Justin and Terese Grimmer will be stepping down as the resident fellows (RFs) of Cedro next Tuesday, March 3. The couple notified residents of their coming departure on Wednesday evening. This was their first year as RFs.
On Saturday, three Cedro resident assistants (RAs) were fired after allegedly drinking or smoking weed with their freshmen residents during their ski trip.
Joe Lonsdale '04 has been accused of sexual assault and several other charges filed by plaintiff Elise Clougherty ’13. Clougherty was an undergraduate when she first met Lonsdale, and the two began an allegedly abusive relationship in February 2012.
On Monday afternoon, Rabia Chaudry, the family friend and past lawyer who brought the case of Adnan Syed to “Serial” host Sarah Koenig, came to Stanford Law School to give her first public talk about her experience with the podcast. Umbreen Bhatti, a lawyer and 2014 John S. Knight Journalism Fellow, facilitated the discussion, "Let's Give Them Something To Talk About: What Serial Can Teach Us About Advocacy."

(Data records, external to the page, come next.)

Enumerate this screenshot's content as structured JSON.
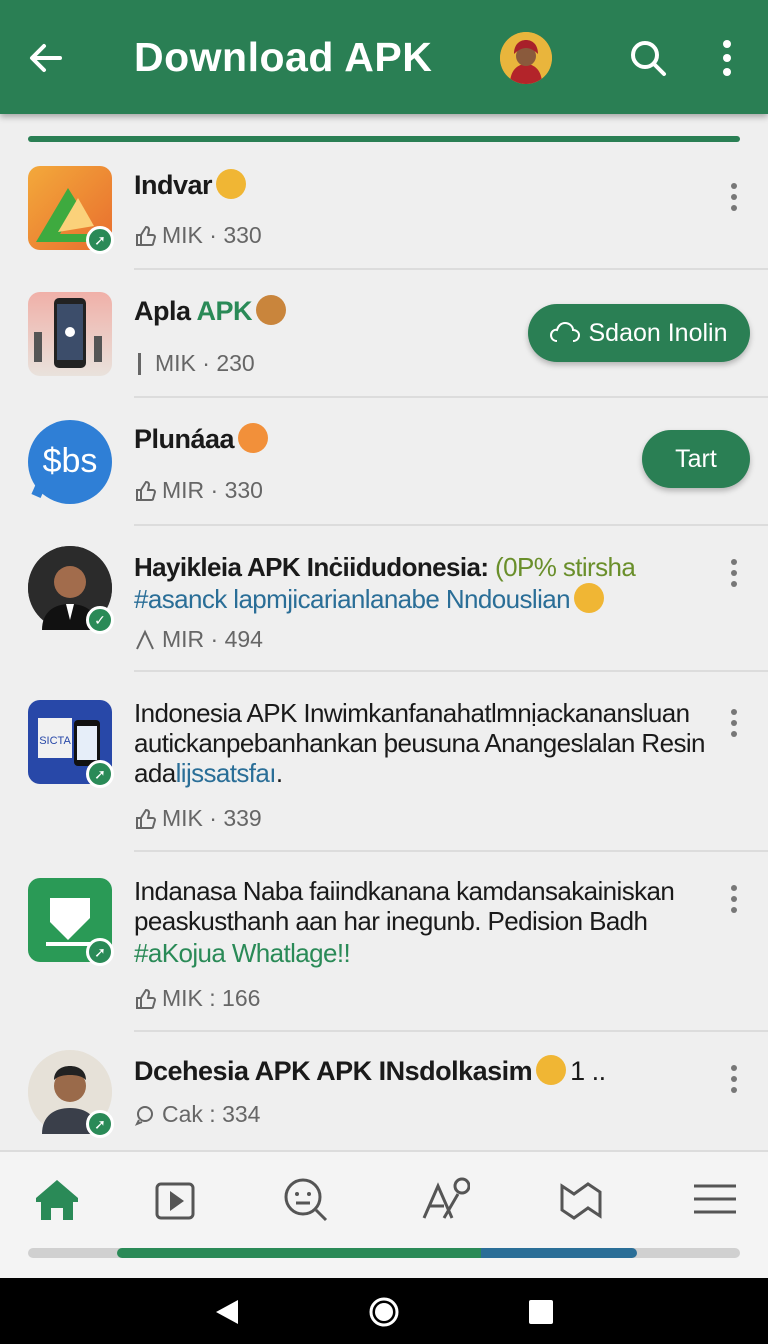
{
  "appbar": {
    "title": "Download APK",
    "icons": [
      "back-arrow-icon",
      "user-avatar",
      "search-icon",
      "more-vert-icon"
    ],
    "color": "#2a7f54"
  },
  "list": [
    {
      "name": "Indvar",
      "meta": "MIK · 330",
      "action": "kebab"
    },
    {
      "name_a": "Apla ",
      "name_b": "APK",
      "meta": "MIK · 230",
      "action_label": "Sdaon Inolin"
    },
    {
      "name": "Plunáaa",
      "meta": "MIR · 330",
      "action_label": "Tart"
    },
    {
      "line1_a": "Hayikleia APK Inċiidudonesia: ",
      "line1_b": "(0P% stirsha",
      "line2": "#asanck lapmjicarianlanabe Nndouslian",
      "meta": "MIR · 494",
      "action": "kebab"
    },
    {
      "line1": "Indonesia APK Inwimkanfanahatlmnịackanansluan",
      "line2": "autickanpebanhankan þeusuna Anangeslalan Resin",
      "line3_a": "ada",
      "line3_b": "lijssatsfaı",
      "line3_c": ".",
      "meta": "MIK · 339",
      "action": "kebab"
    },
    {
      "line1": "Indanasa Naba faiindkanana kamdansakainiskan",
      "line2": "peaskusthanh aan har inegunb. Pedision Badh",
      "line3": "#aKojua Whatlage!!",
      "meta": "MIK : 166",
      "action": "kebab"
    },
    {
      "name": "Dcehesia APK APK INsdolkasim",
      "suffix": "1 ..",
      "meta": "Cak : 334",
      "action": "kebab"
    }
  ],
  "bottom_nav": {
    "items": [
      "home-icon",
      "video-icon",
      "face-search-icon",
      "draw-icon",
      "map-icon",
      "menu-icon"
    ],
    "progress_start": 0.125,
    "progress_end": 0.855
  },
  "system_nav": [
    "back-triangle-icon",
    "home-circle-icon",
    "recents-square-icon"
  ]
}
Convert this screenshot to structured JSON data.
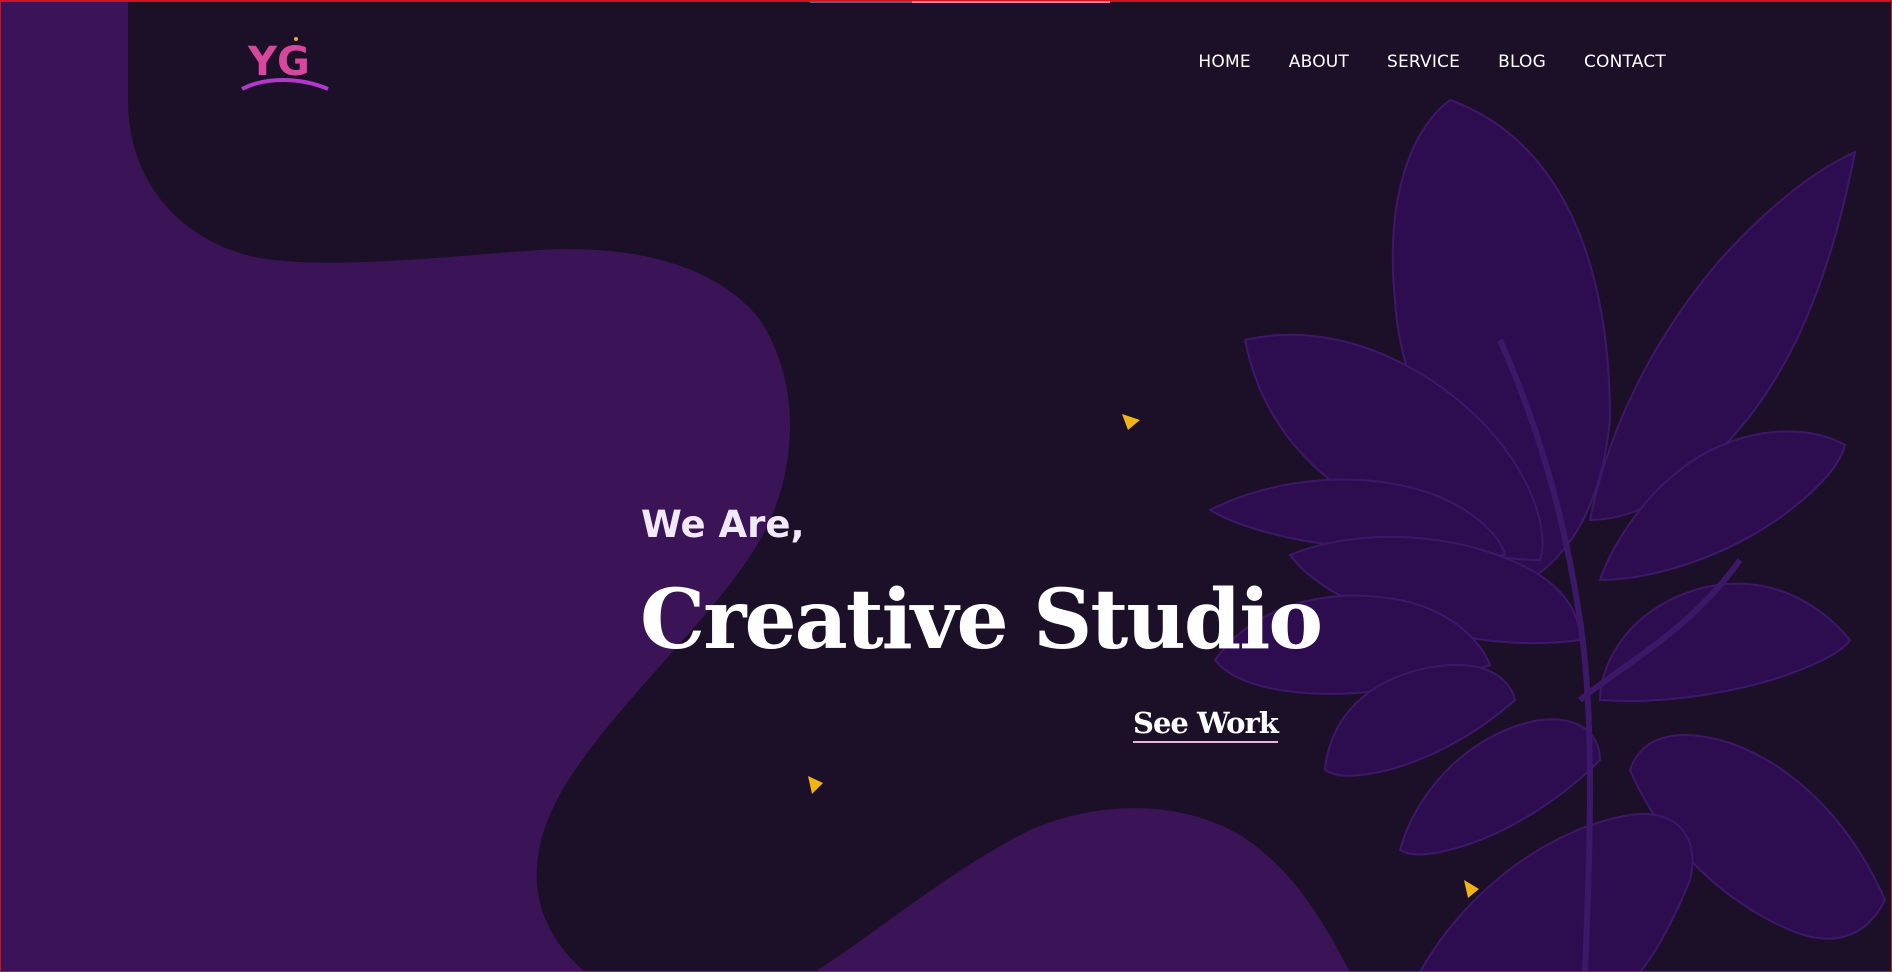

After receiving only two applicants for their winter quarter, the Hopkins Marine Station cancelled its courses for the first time in 20 years.
Housing renovations for Stanford’s overseas program in Oxford are scheduled for completion within the first few weeks of winter quarter. The study abroad program had been canceled during remodeling in the fall and will resume when students arrive in Oxford on Jan. 12.
At last Thursday’s Faculty Senate meeting, Provost John Etchemendy announced the formation of a new Office of the Vice Provost for Teaching and Learning. Director of athletics, physical education and recreation Bernard Muir also gave a presentation on issues currently facing college athletics.
On Sept. 12, Edwin “Ted” Good M.A. ’74, professor emeritus of religious studies, died in Eugene, Oregon. Good was 86 years old.
Late last week, another case of bedbugs was discovered in Toyon Hall in a room previously unaffected by the problem. The student, who wished to remain anonymous, was moved to temporary housing at Lasuen during the poisoning process but returned to his room early this week. Residents have not reported any further problems.
On Sept. 14, Eugene Bleck, founder of the School of Medicine’s pediatric orthopedics department, died of respiratory failure at the Mills-Peninsula Hospital in San Mateo. He was 91.
On Sunday, Oct. 26, a “distressed” Stanford student reported that she may have been drugged and sexually assaulted. The Stanford Police responded to the call at Page Mill Road and Hansen Way around 5:10 a.m. that morning.
Amin Arbabian, assistant professor of Electrical Engineering, and his team of researchers have developed ant-sized radios that bring the Internet of Things (IoT)—the interconnectedness among people, devices and wireless data—one-step closer to reality.